May 11, 2011
“……Tom Clark our leader writer says the real problem with the bill is the fact that the new regulator has a duty to promote competition where appropriate. He points out that in a previous life as a special adviser the regulator used his powers to squeeze state bodies in order to open up the space for private providers. It's why he is so against competition.”
For my money, the most important line in the whole of the health and social care bill is found – if I have the chapter and verse citation system right – at clause 56 1(a). It lists the first duty of the regulator Monitor, which is being transformed from the Foundation Trust hospital's overlord into being the economic regulator of the whole healthcare market, as being "promoting competition where appropriate".
May 03, 2011
Oooops, did I say monitor? Yes, Monitor may be re-launched as a QinetiQ styled company as there is so much money to be made from fining NHS Foundation Trusts. Dr David Bennett is not a medical doctor. ...
Mar 06, 2011
How many scientists do they have and indeed how many doctors do they have at Monitor or do they all have to have MBAs. Instead we had 100 million fake eggs. They are not even changing the name of DEFRA this time. ...
I think we can identify areas where we can see that the Department’s analysis has not gone to the point of being able to quantify the numbers. A really good example of that is that the NHS tends to treat much more complex cases. At the moment, the NHS is rewarded at the same rate for doing that as the private sector is for treating less complex cases.
Apr 04, 2011
Q466 Grahame Morris: My question is in relation, Secretary of State, to the role and the costs of Monitor. On 8th February, I received a written answer about the costs of the new economic regulator which were estimated ...
Why spend £500 million on an economic regulator-and the figures were revised last week-if we are not going to have price competition?
Apr 11, 2011
Q 195 Jeremy Lefroy (
Stafford) (Con): I have a couple of questions about the role of Monitor. The first is about the Mid Staffordshire trust into which the Francis inquiry is looking at the moment. It seems to me as the local Member of Parliament that Monitor approved the foundation trust status without going into sufficient detail as to the status of that trust, particularly the quality of care at the time. What assurances can you give us that Monitor’s approval of foundation trusts will be more rigorous in the future than it was in the case of Mid Staffordshire?

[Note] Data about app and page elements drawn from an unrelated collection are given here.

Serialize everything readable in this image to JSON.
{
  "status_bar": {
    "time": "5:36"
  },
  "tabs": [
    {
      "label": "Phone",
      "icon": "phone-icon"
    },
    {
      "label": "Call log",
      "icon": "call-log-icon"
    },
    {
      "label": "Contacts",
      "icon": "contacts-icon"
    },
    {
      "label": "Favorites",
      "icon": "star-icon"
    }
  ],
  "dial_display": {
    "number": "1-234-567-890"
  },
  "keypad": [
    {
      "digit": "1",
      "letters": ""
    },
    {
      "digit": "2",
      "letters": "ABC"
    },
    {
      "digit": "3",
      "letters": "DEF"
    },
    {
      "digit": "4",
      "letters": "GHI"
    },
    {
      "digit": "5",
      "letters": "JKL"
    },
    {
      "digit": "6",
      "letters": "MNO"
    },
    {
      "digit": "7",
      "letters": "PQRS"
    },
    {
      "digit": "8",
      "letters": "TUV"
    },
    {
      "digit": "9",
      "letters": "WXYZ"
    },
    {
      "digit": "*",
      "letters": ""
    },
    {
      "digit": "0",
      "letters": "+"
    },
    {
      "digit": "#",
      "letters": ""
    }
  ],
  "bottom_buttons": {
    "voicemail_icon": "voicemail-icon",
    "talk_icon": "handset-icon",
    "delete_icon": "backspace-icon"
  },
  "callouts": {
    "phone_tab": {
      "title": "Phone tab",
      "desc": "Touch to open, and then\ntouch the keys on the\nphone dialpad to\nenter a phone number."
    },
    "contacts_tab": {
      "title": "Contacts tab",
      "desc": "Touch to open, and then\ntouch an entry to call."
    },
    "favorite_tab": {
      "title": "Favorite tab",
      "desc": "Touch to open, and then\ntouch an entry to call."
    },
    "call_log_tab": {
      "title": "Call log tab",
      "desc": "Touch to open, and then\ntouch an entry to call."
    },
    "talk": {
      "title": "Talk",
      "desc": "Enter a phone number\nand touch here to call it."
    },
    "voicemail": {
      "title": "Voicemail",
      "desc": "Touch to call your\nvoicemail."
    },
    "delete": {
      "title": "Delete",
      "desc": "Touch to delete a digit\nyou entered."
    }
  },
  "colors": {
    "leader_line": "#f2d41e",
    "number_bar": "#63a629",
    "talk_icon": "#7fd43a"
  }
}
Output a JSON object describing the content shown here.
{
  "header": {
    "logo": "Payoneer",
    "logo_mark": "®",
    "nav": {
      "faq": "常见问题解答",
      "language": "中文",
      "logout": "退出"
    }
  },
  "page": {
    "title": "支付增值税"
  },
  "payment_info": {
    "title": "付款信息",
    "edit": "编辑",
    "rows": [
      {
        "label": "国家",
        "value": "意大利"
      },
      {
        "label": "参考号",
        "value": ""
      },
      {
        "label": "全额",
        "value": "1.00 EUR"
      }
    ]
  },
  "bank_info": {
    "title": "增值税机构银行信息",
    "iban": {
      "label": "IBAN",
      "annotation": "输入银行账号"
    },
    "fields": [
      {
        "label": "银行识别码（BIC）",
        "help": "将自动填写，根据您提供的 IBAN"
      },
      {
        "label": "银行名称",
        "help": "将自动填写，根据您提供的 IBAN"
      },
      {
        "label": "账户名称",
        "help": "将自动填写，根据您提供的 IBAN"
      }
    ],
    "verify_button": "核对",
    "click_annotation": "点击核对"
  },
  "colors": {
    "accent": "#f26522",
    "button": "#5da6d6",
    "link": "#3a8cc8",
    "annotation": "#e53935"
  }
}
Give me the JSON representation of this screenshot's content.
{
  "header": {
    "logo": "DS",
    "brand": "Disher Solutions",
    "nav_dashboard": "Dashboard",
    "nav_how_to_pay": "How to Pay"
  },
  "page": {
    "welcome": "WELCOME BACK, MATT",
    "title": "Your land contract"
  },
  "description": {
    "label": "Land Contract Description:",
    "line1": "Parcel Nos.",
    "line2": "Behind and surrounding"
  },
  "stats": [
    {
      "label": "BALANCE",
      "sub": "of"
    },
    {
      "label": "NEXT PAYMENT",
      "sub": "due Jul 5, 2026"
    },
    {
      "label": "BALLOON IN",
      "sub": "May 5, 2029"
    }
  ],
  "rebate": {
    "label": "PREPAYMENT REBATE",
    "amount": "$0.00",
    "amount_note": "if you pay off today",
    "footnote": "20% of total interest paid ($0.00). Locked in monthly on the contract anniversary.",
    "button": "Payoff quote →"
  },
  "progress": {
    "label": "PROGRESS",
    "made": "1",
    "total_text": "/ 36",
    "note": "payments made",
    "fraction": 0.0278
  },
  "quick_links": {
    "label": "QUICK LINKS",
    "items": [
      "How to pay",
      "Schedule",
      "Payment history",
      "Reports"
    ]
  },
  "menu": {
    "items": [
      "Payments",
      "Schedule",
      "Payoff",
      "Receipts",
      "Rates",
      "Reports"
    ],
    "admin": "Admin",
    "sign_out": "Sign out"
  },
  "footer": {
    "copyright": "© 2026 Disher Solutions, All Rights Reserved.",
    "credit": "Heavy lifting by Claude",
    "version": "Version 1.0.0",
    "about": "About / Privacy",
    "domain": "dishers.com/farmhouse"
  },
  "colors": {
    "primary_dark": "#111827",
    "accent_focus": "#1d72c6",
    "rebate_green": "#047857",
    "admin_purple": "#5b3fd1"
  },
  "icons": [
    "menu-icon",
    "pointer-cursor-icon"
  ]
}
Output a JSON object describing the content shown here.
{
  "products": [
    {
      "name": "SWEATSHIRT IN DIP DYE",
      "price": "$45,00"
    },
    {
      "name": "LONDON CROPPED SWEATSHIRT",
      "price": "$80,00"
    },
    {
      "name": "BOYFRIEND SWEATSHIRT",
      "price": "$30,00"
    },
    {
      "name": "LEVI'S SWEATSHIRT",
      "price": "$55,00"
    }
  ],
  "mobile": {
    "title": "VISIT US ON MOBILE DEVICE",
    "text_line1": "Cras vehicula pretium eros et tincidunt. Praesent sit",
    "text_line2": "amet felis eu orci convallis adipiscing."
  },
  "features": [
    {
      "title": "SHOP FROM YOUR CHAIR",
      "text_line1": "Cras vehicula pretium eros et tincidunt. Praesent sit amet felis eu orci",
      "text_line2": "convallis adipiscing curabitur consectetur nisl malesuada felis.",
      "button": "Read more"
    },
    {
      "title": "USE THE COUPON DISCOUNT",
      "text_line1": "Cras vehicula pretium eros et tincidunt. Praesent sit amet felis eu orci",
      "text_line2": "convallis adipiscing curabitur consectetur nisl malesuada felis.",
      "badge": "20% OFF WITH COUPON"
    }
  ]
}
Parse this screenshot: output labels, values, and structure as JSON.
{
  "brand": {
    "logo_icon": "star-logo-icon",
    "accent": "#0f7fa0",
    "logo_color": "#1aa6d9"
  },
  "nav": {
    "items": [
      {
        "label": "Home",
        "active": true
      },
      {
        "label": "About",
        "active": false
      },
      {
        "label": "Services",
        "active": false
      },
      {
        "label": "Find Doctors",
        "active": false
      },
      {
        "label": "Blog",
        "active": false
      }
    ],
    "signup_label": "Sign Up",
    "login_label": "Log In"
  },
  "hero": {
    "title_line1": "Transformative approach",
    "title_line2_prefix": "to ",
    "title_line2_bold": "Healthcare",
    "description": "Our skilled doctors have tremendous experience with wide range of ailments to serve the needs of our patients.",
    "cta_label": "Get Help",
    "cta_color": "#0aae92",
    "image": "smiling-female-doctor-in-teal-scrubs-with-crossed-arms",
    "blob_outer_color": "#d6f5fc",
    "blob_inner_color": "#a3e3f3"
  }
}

Mar 20, 2011
Tory MP and practising GP Sarah Wollaston has set out why she wants her own party to drop plans for a radical reorganisation of the National Health Service.
“It is not Greeks that could destroy the NHS, but if Monitor, the new economic regulator, is filled with competition economists with a zeal for imposing competition at every opportunity, then the NHS could be changed beyond recognition.
It is no use "liberating" the NHS from top down political control only to shackle it to an unelected economic regulator.”
Mar 11, 2011
: That is precisely what it is, is it not? That is what it says. It is there in black and white. That is my reading of it as well. In fact, when every NHS hospital is a foundation trust, apart from the fact that the state would be a residual owner of roughly £36 billion of assets which belong to the taxpayer, there is no direct state control over the provision of health care except indirectly through the commissioning process. That is my reading of it.
Apr 25, 2011
NHS & Monitor: Accountants, A & E & Disasters. Thursday, March 17, 2011. Dr Bennett: On the armies of accountants point, Anna is right that one of the things that is needed is a more detailed and even clearer ...
Mar 17, 2011
…….: On the designation question, the issue there is what happens if the provider of the service is the only provider of that particular service that is available to its local community but the provider gets into difficulty. ……………..If you finish up in a situation where you define the boundaries around A&E as being the whole of the DGH, then you have somewhat frustrated the policy, but I don’t think that should be necessary.
Mar 05, 2011
I am tempted to press you further, David, given the profound implications of what you said in relation to work force pensions. We are about to pass this legislation and you are saying, “Take it on trust, as it will all be sorted out.” But we are talking about millions of people’s pensions here, and it is difficult not to push you at this stage.